Bed Wettin' Bad Boys - Rot - Albums - Reviews - Soundblab

Bed Wettin' Bad Boys - Rot

by Jack Kiser Rating:8 Release Date:2017-11-10
Bed Wettin' Bad Boys - Rot
Bed Wettin' Bad Boys - Rot

Australia, a continent that is often associated for its relative pacifism and highly treacherous animals and insects, reveals a subtle form of irony. It is evident that many may not connect the dots between these two polar opposite phenomena, however, I believe it clearly defines the origins of Australian music. Most notably, artists like Tame Impala, King Gizzard & the Lizard Wizard, and Rolling Blackout Coastal Fever are the forerunners ahead of their ever evolving, respective scenes. The previous artists mentioned have perfected the craft of delivering such confrontational musicianship, but with a very diaphanous consistency. Plainly put, many Aussie groups possess the capability to make their sound incredibly heavy, but layer it with glossy pop overtones. Here, this is where Bed Wettin’ Bad Boys feel the most at home.

 Over the last couple of years, many of us have been blessed to see such an aggressive rise to a plethora of garage rock/pop groups. We have been able to see the evolution of bands like Hockey Dad and the DMA’s take shape into a glittery, crushed up beer can. Channeling the expected innocence of everyday early adulthood is what ultimately makes this genre authentic and flavorful. This, of course, plays an integral part of this band’s whimsical and oxymoronic band name. While it is often very easy to dismiss groups that have such intentionally overzealous flare to their name, the Bed Wettin’ Bad Boys have enough clout to cash their checks up front. Providing a reason for many casual music lovers to scoff at your brand name, inevitably creates a thick skin for all members of the band and to prove to a wide audience to never “judge a book by its cover.” Essentially, these Aussies have been conditioning themselves by rubbing sandpaper on an open flesh wound to make themselves look more robust and unique. Aside from their comical approach to adolescence, their well-curated second LP, Rot, is far from funny.
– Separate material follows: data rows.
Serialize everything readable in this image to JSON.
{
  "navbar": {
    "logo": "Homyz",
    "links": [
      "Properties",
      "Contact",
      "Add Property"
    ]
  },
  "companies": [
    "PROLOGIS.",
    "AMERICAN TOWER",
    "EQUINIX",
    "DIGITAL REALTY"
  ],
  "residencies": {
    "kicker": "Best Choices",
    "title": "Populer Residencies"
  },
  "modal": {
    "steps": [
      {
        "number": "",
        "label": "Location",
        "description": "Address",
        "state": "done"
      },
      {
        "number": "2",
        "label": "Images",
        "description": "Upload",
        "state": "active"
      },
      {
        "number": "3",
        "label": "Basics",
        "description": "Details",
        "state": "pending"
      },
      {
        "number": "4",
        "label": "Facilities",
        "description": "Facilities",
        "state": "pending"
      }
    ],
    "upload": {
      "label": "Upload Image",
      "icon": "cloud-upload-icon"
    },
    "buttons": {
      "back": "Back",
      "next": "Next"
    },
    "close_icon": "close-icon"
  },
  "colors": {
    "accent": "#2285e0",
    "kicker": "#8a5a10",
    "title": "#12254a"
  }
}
The first song off the record, “Away,” allows for the listener to reminisce with early Oasis jangle pop distortion (specifically “Don’t Look Back in Anger”), but still putting forth notable lyrics about time management. While a tad slapdash at times, much of this lingering carelessness shouldn’t be misinterpreted as a group not taking themselves seriously. In fact, many of these elements accurately depict what slacker-rock/punk should represent. Moving forward, I find myself being completely entranced by the melodic infectiousness of Ben Warock’s guitar outro in “Stunned.” It presents itself in a way that is so complementary with the elements around it, but also standing out beautifully when the spotlight shines on him. Progressively, through each song, segments become increasingly more dirty, but never sloppy. Many fellow local heroes like the Saints, Radio Birdman, and current label mates Royal Headache, have ushered many familiar elements that can be transformed into a modern Australian two car garage sound. With the last track, “Turn the Page” serving as a seven minute magnum opus and conclusion to the record, the group refuses to derail and only adds more significant layers to their musical onion. The addition of wildly off kilter saxophone and intricate guitar work till the very end, truly puts the exclamation point on an excellent record that needs no introduction. 
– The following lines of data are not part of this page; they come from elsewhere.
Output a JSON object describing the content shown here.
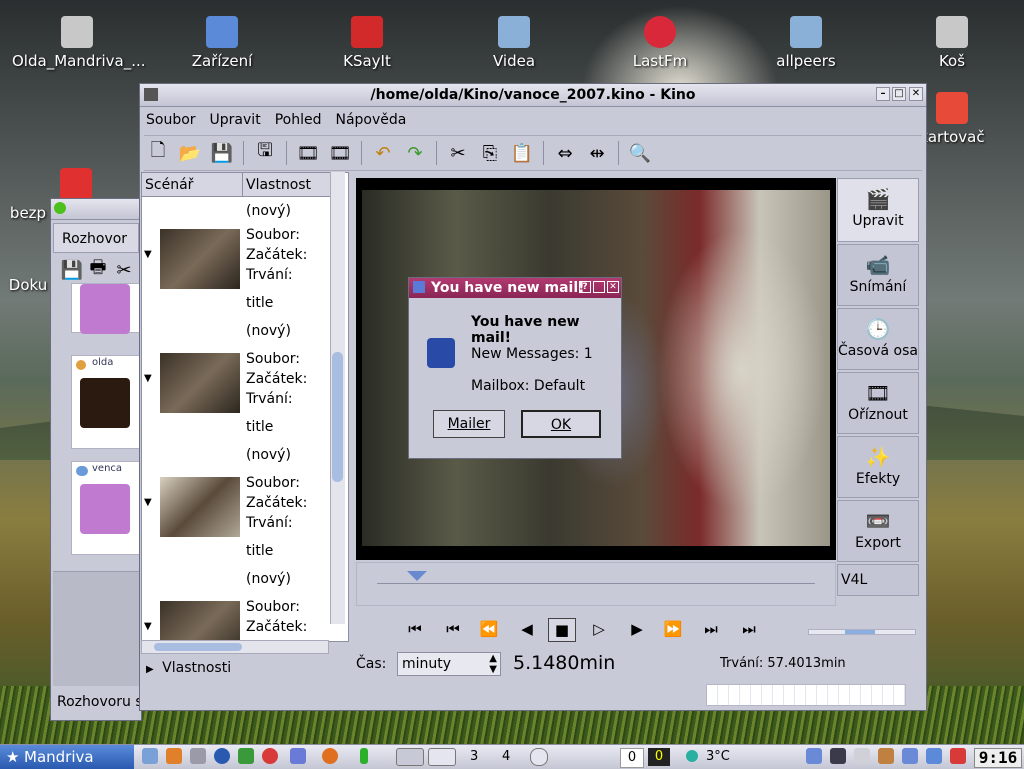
{
  "desktop": {
    "icons": [
      {
        "label": "Olda_Mandriva_...",
        "icon": "computer-icon",
        "color": "#d0d0d0"
      },
      {
        "label": "Zařízení",
        "icon": "monitor-icon",
        "color": "#5a8ad8"
      },
      {
        "label": "KSayIt",
        "icon": "ksayit-icon",
        "color": "#d22a2a"
      },
      {
        "label": "Videa",
        "icon": "folder-video-icon",
        "color": "#8ab0d8"
      },
      {
        "label": "LastFm",
        "icon": "lastfm-icon",
        "color": "#d8283a"
      },
      {
        "label": "allpeers",
        "icon": "allpeers-icon",
        "color": "#8ab0d8"
      },
      {
        "label": "Koš",
        "icon": "trash-icon",
        "color": "#c8c8c8"
      },
      {
        "label": "kartovač",
        "icon": "eraser-icon",
        "color": "#e84a3a"
      },
      {
        "label": "bezp",
        "icon": "pdf-icon",
        "color": "#e03030"
      },
      {
        "label": "Doku",
        "icon": "document-icon",
        "color": "#d0d0d0"
      }
    ]
  },
  "kino": {
    "title": "/home/olda/Kino/vanoce_2007.kino - Kino",
    "menu": [
      "Soubor",
      "Upravit",
      "Pohled",
      "Nápověda"
    ],
    "toolbar": [
      "new-icon",
      "open-icon",
      "save-icon",
      "|",
      "save-frame-icon",
      "|",
      "film-icon",
      "film-icon",
      "|",
      "undo-icon",
      "redo-icon",
      "|",
      "cut-icon",
      "copy-icon",
      "paste-icon",
      "|",
      "expand-icon",
      "contract-icon",
      "|",
      "zoom-icon"
    ],
    "story": {
      "col1": "Scénář",
      "col2": "Vlastnost",
      "new_label": "(nový)",
      "file_label": "Soubor:",
      "start_label": "Začátek:",
      "duration_label": "Trvání:",
      "title_label": "title",
      "properties": "Vlastnosti"
    },
    "tabs": [
      {
        "label": "Upravit",
        "icon": "edit-icon"
      },
      {
        "label": "Snímání",
        "icon": "camera-icon"
      },
      {
        "label": "Časová osa",
        "icon": "clock-icon"
      },
      {
        "label": "Oříznout",
        "icon": "trim-icon"
      },
      {
        "label": "Efekty",
        "icon": "sparkle-icon"
      },
      {
        "label": "Export",
        "icon": "export-icon"
      },
      {
        "label": "V4L",
        "icon": ""
      }
    ],
    "time_label": "Čas:",
    "time_unit": "minuty",
    "time_value": "5.1480min",
    "duration_text": "Trvání: 57.4013min",
    "progress_fraction": 0.09
  },
  "mail": {
    "title": "You have new mail!",
    "heading": "You have new mail!",
    "messages": "New Messages: 1",
    "mailbox": "Mailbox: Default",
    "mailer_button": "Mailer",
    "ok_button": "OK"
  },
  "chat": {
    "tab": "Rozhovor",
    "status": "Rozhovoru s",
    "contacts": [
      {
        "name": "olda"
      },
      {
        "name": "venca"
      }
    ]
  },
  "taskbar": {
    "start": "Mandriva",
    "desk3": "3",
    "desk4": "4",
    "counter0a": "0",
    "counter0b": "0",
    "temp": "3°C",
    "clock": "9:16"
  }
}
While the BWBB have been around since 2009, their repertoire and continuous growth have hardly mirrored what many hope for them to achieve. The longevity between their two albums are often what make and break bands from wanting to pursue careers in music. With that being said, a band that can withstand that test of time, while still being able to churn out well-written compositions have more of an advantage than most. It shows that their audience’s perception and contrasting opinions will not deter these gridiron garage rockers from achieving their end goal. Although I don’t possess psychic capabilities to predict the length of their career, I can tell you already that it is off to raconteurish start.

Comments (0)

There are no comments posted here yet